What Is a Casino?


A casino (or gambling house) is an establishment for certain types of gambling. Casinos are often combined with hotels, resorts, restaurants, retail shops or cruise ships and may also offer a range of entertainment activities. Some casinos are known for their extensive collection of classic and contemporary slot machines, while others feature a variety of table games such as blackjack, roulette, craps and video poker.

In general, casinos make their money by taking a percentage of bets made by players. The amount of the bets and the frequency with which they are placed determines the casino’s gross revenue, or GR. The GR is then used to pay the casino’s staff, maintain the casino grounds and cover other expenses. In the United States, federal and state governments regulate casinos.

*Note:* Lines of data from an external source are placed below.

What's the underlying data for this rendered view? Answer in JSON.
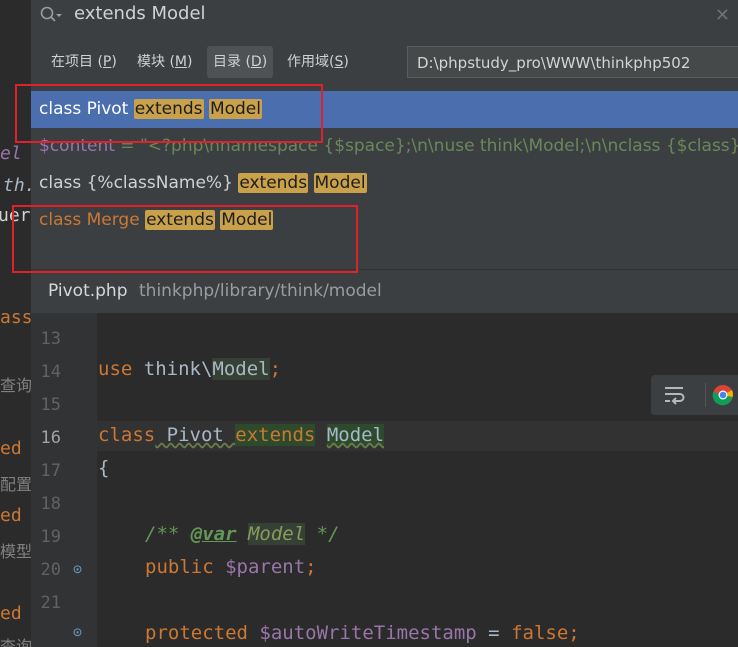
{
  "search": {
    "query": "extends Model"
  },
  "scope_tabs": [
    {
      "label": "在项目 (P)",
      "text": "在项目 ",
      "key": "P"
    },
    {
      "label": "模块 (M)",
      "text": "模块 ",
      "key": "M"
    },
    {
      "label": "目录 (D)",
      "text": "目录 ",
      "key": "D"
    },
    {
      "label": "作用域(S)",
      "text": "作用域",
      "key": "S"
    }
  ],
  "directory_path": "D:\\phpstudy_pro\\WWW\\thinkphp502",
  "results": [
    {
      "pre": "class Pivot ",
      "m1": "extends",
      "m2": "Model"
    },
    {
      "content_var": "$content",
      "content_rest": " = \"<?php\\nnamespace {$space};\\n\\nuse think\\Model;\\n\\nclass {$class} th"
    },
    {
      "pre": "class {%className%} ",
      "m1": "extends",
      "m2": "Model"
    },
    {
      "pre": "class Merge ",
      "m1": "extends",
      "m2": "Model"
    }
  ],
  "file_bar": {
    "name": "Pivot.php",
    "path": "thinkphp/library/think/model"
  },
  "editor": {
    "line_numbers": [
      "13",
      "14",
      "15",
      "16",
      "17",
      "18",
      "19",
      "20",
      "21"
    ],
    "line14": {
      "kw": "use",
      "ns": " think\\",
      "cls": "Model",
      "semi": ";"
    },
    "line16": {
      "kw1": "class",
      "name": " Pivot ",
      "kw2": "extends",
      "sp": " ",
      "cls": "Model"
    },
    "line17": "{",
    "line19": {
      "open": "/** ",
      "tag": "@var",
      "sp": " ",
      "type": "Model",
      "close": " */"
    },
    "line20": {
      "kw": "public",
      "var": " $parent",
      "semi": ";"
    },
    "line22": {
      "kw": "protected",
      "var": " $autoWriteTimestamp",
      "eq": " = ",
      "val": "false",
      "semi": ";"
    }
  },
  "background_fragments": [
    "el",
    "th.",
    "uer",
    "ass",
    "查询",
    "ed",
    "配置",
    "ed",
    "模型",
    "ed",
    "查询"
  ]
}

Because of the large amounts of money handled within a casino, security is a major concern. Both patrons and employees are tempted to cheat or steal, either in collusion with each other or independently, so most casinos spend considerable time and effort on security. Cameras and other surveillance equipment are the most obvious security measures, but many casinos also have strict rules about what players can and cannot do. For example, players at card games must keep their cards visible at all times, and some casinos have catwalks built into the ceiling that allow surveillance personnel to look down directly on the tables and slot machines from above.

While most casinos are located in cities or towns, there are a few that are isolated and accessible only by air or sea. For example, the Elk Valley Casino in Murphy, North Carolina is located two hours north of Atlanta and features a 75,000-square-foot gaming floor with 1,700 Las Vegas-style slot machines and more than 70 table games including American and European roulette, blackjack, baccarat and three-card poker. It is home to the World Series of Poker, which first took place there in 2004.

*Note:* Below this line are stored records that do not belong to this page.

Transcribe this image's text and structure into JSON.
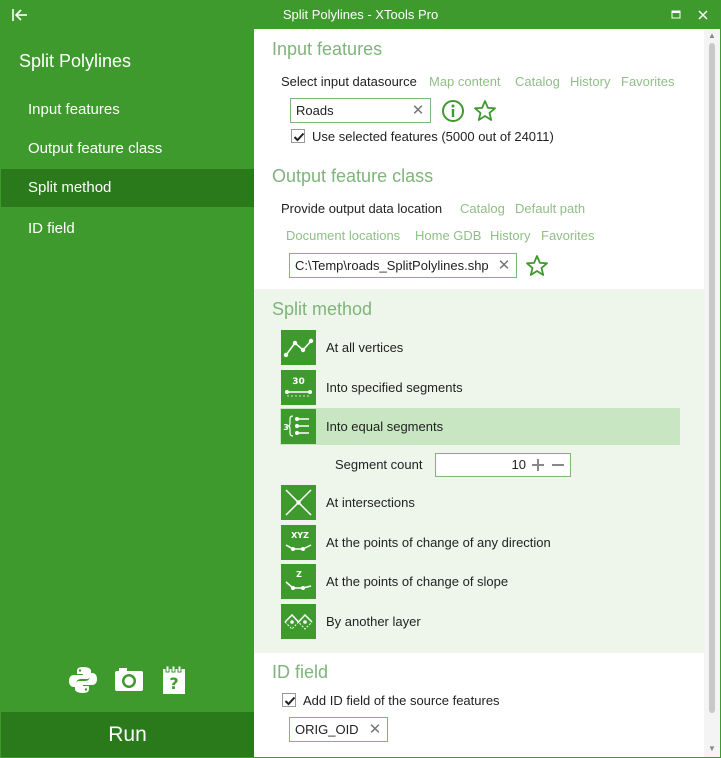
{
  "window": {
    "title": "Split Polylines - XTools Pro",
    "back_glyph": "I←",
    "accent_color": "#3f9a2e",
    "accent_dark": "#2a7a1c"
  },
  "sidebar": {
    "heading": "Split Polylines",
    "items": [
      {
        "label": "Input features",
        "active": false
      },
      {
        "label": "Output feature class",
        "active": false
      },
      {
        "label": "Split method",
        "active": true
      },
      {
        "label": "ID field",
        "active": false
      }
    ],
    "icons": [
      "python-icon",
      "camera-icon",
      "notes-icon"
    ],
    "run_label": "Run"
  },
  "input": {
    "title": "Input features",
    "datasource_label": "Select input datasource",
    "links": [
      "Map content",
      "Catalog",
      "History",
      "Favorites"
    ],
    "value": "Roads",
    "use_selected_label": "Use selected features (5000 out of 24011)",
    "use_selected_checked": true
  },
  "output": {
    "title": "Output feature class",
    "location_label": "Provide output data location",
    "links_row1": [
      "Catalog",
      "Default path"
    ],
    "links_row2": [
      "Document locations",
      "Home GDB",
      "History",
      "Favorites"
    ],
    "value": "C:\\Temp\\roads_SplitPolylines.shp"
  },
  "split": {
    "title": "Split method",
    "methods": [
      {
        "label": "At all vertices",
        "icon": "vertices-icon",
        "active": false
      },
      {
        "label": "Into specified segments",
        "icon": "specified-segments-icon",
        "icon_text": "30",
        "active": false
      },
      {
        "label": "Into equal segments",
        "icon": "equal-segments-icon",
        "icon_text": "3",
        "active": true
      },
      {
        "label": "At intersections",
        "icon": "intersections-icon",
        "active": false
      },
      {
        "label": "At the points of change of any direction",
        "icon": "direction-change-icon",
        "icon_text": "XYZ",
        "active": false
      },
      {
        "label": "At the points of change of slope",
        "icon": "slope-change-icon",
        "icon_text": "Z",
        "active": false
      },
      {
        "label": "By another layer",
        "icon": "another-layer-icon",
        "active": false
      }
    ],
    "segment_count_label": "Segment count",
    "segment_count": "10"
  },
  "id_field": {
    "title": "ID field",
    "add_label": "Add ID field of the source features",
    "add_checked": true,
    "value": "ORIG_OID"
  }
}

Gambling is an activity that has been part of almost every society throughout history in one form or another. People have always wanted to try their luck at winning something, especially if it has a high value. Although it is impossible to know when the first casino opened, there are records of casinos in most societies from ancient Mesopotamia and Rome to Napoleon’s France and Elizabethan England.

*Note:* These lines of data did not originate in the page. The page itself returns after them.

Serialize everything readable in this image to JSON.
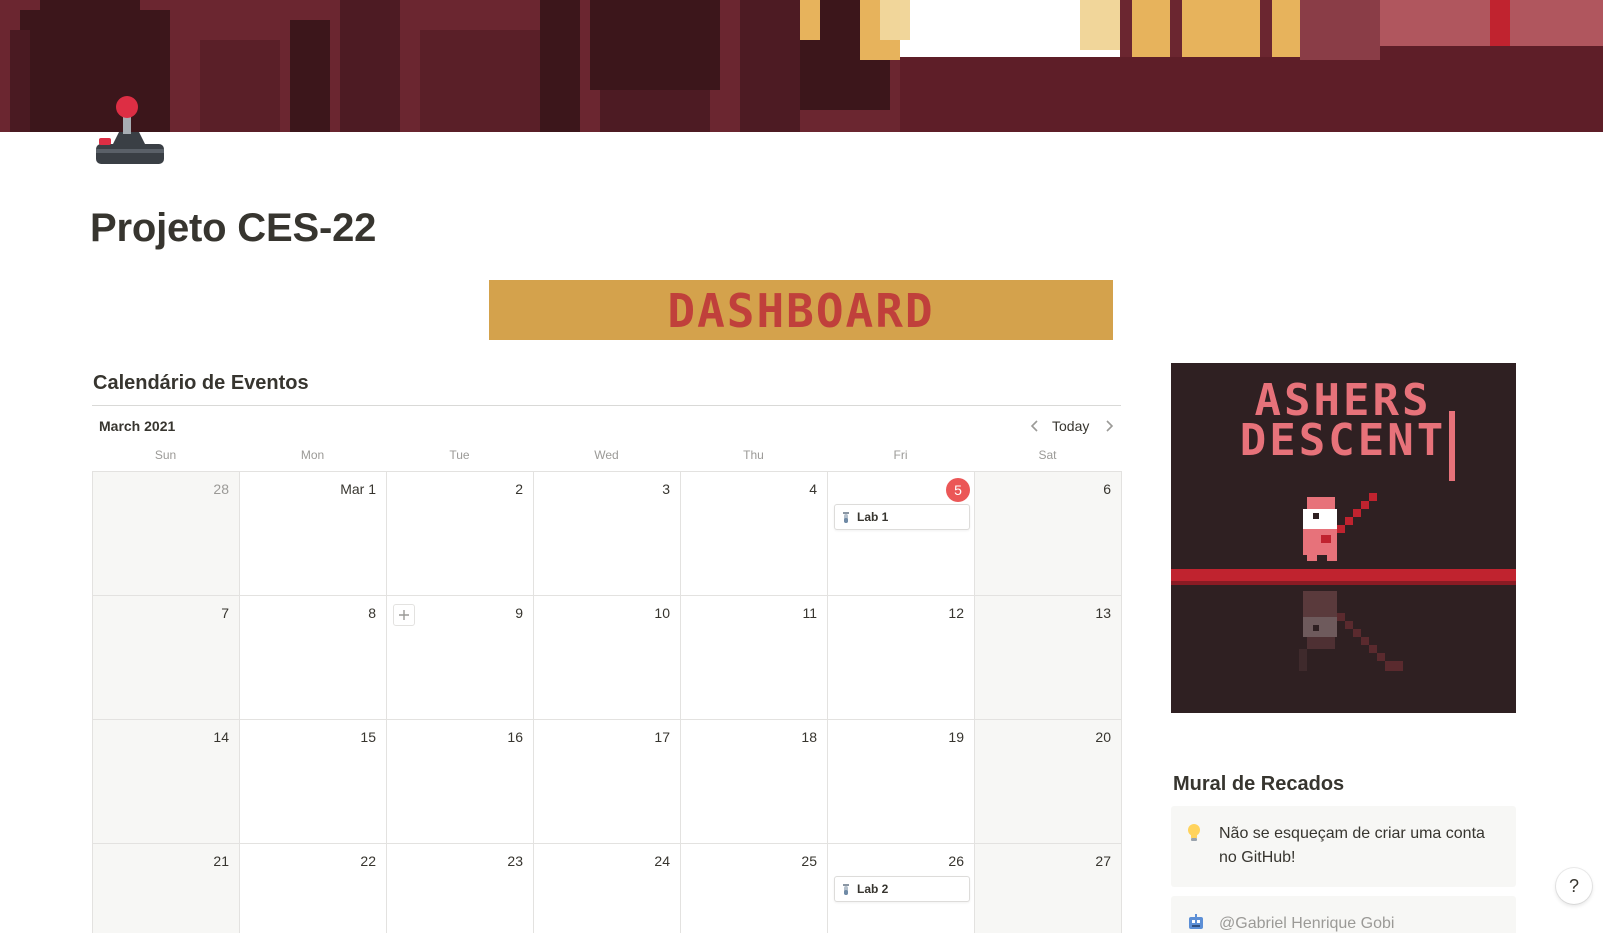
{
  "page": {
    "title": "Projeto CES-22",
    "icon": "joystick-icon",
    "banner_text": "DASHBOARD",
    "banner_color": "#d4a24c"
  },
  "calendar": {
    "heading": "Calendário de Eventos",
    "month_label": "March 2021",
    "today_label": "Today",
    "today_color": "#eb5757",
    "weekdays": [
      "Sun",
      "Mon",
      "Tue",
      "Wed",
      "Thu",
      "Fri",
      "Sat"
    ],
    "weeks": [
      [
        "28",
        "Mar 1",
        "2",
        "3",
        "4",
        "5",
        "6"
      ],
      [
        "7",
        "8",
        "9",
        "10",
        "11",
        "12",
        "13"
      ],
      [
        "14",
        "15",
        "16",
        "17",
        "18",
        "19",
        "20"
      ],
      [
        "21",
        "22",
        "23",
        "24",
        "25",
        "26",
        "27"
      ]
    ],
    "events": {
      "lab1": {
        "label": "Lab 1",
        "icon": "test-tube-icon"
      },
      "lab2": {
        "label": "Lab 2",
        "icon": "test-tube-icon"
      }
    }
  },
  "game_art": {
    "line1": "ASHERS",
    "line2": "DESCENT"
  },
  "mural": {
    "heading": "Mural de Recados",
    "notes": [
      {
        "icon": "lightbulb-icon",
        "text": "Não se esqueçam de criar uma conta no GitHub!"
      },
      {
        "icon": "robot-icon",
        "text": "@Gabriel Henrique Gobi"
      }
    ]
  },
  "help": {
    "label": "?"
  }
}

Even though the gambling industry has grown enormously, it is important to remember that a casino only brings in profits when gamblers are compulsive. Studies show that the net impact on a community is negative, because people who gamble tend to spend less money at other local businesses; they are also likely to miss work and incur health care costs. In addition, the economic loss due to problem gambling is often greater than the casino’s profit. As a result, some governments prohibit or restrict casino gambling. Others encourage it, allowing casinos to operate only in specific geographic areas or on reservations. In the United States, tribal casinos are becoming increasingly common.